  • Dedicated infrastructure: Steel pipes and welds become brittle and prone to breakdown as a result of dedicated infrastructure. As a result, bulk transportation of hydrogen will necessitate specialized pipes, which would be costly to construct, as well as pressurizing or cooling the gas to a liquid state.
  • Issues with storage and transportation: While hydrogen has a higher energy density per unit of mass than natural gas, it has a lower energy density per unit of volume.
    • As a result, massive containers are required to transport hydrogen. To make transportation easier, hydrogen can be converted to a liquid form.
    • However, it must be cooled to minus 253 degrees Celsius before being reconverted, which would take a lot of energy.
    • It can also be transformed to hydrogen-based fuels before being transported, but this requires more energy.
    • Approximately 85% of today’s “green” hydrogen is produced “on-site” to avoid transportation issues.
    • Electrolyzers are in short supply, which is one of the obstacles. Electrolysis is relatively expensive compared to more established industrial procedures, hence the market for electrolyzers has been modest.
  • Hydrogen has restrictions in certain industries: Hydrogen can be used in a variety of industries, but it has limitations in others.
    • The industrial sector is the most suitable (mainly steel, ammonia and refineries). Because it competes with batteries, its usage in transportation and electricity is limited.
    • Because batteries have low energy-to-weight ratios and take a long time to charge compared to fuel cells, hydrogen can be employed in heavy-duty, long-distance transportation.
    • Battery-powered vehicles are the most cost-effective solution for shorter distances. In the power sector, hydrogen is best used for storage. Inter-seasonal storage is appropriate for hydrogen-based storage.

Policy Intervention:

  • Similar to renewable purchase obligations, the Union government aims to adopt the green hydrogen consumption obligation (GHCO) in fertilizer production and petroleum refining.
  • India intends to start bidding for 4 GW of electrolyzer capacity and extend the PLI scheme for manufacturing electrolyzers in the near future.
  • The power ministry’s draft Electricity Rules, 2021, have permitted green hydrogen purchases to help fulfill RPOs.
  • National Thermal Power Corporation Limited: A range of Indian firms, including NTPC Renewable Energy, have ventured into green hydrogen. The NTPC unit is setting up India’s largest solar park of 4.75 GW in Gujarat and plans to make green hydrogen there on a commercial scale. NTPC has also called bids for setting up a pilot project for mixing green hydrogen with natural gas for the city gas distribution network.

What can be for future?

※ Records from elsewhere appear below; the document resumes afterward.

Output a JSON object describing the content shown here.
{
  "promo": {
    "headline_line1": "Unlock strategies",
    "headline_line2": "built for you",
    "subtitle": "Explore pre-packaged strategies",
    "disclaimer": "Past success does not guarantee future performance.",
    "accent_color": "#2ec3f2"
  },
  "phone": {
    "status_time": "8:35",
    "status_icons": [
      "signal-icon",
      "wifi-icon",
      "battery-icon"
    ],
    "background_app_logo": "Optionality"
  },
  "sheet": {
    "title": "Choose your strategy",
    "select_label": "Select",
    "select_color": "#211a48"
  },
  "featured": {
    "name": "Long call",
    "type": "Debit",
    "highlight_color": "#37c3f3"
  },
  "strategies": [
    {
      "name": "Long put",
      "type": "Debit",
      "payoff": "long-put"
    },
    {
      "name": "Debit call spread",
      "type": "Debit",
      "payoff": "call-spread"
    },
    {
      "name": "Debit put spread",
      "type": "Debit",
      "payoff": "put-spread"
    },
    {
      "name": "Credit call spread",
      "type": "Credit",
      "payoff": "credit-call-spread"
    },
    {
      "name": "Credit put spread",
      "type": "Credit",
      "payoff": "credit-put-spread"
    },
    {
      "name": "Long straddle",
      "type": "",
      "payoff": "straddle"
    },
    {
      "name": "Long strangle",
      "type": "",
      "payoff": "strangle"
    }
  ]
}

  • Fuel cell technology advancements: It is also reasonable to expect that fuel cell technology and storage solutions will advance to the point where hydrogen energy can be employed commercially for a number of uses.
  • The government can help with policy: Solar and wind have seen dramatic cost reductions, and there’s no reason why hydrogen can’t do the same with the right legislative backing.
  • It is necessary to promote competition: Entrepreneurs who want to create businesses in this new value chain must be able to raise the necessary funds.
  • Scale-up green hydrogen: To do so, the government should prioritize research and development, assure continuous availability to renewable energy for decentralized hydrogen generation, and investigate blending green hydrogen into current processes, particularly in the industrial sector.
    • To reduce the cost of electrolysers and make India a manufacturing centre, we must invest heavily in research and development.
    • Aside from safety requirements, a lot of work will be required to establish standards for large-scale hydrogen use. The Hydrogen Mission, which was recently announced, is a positive move in the right direction.

Mains oriented question:

Green hydrogen is clean hydrogen produced from renewable energy sources such as sun and wind. Explain this in detail also write about its advantage. (200 words)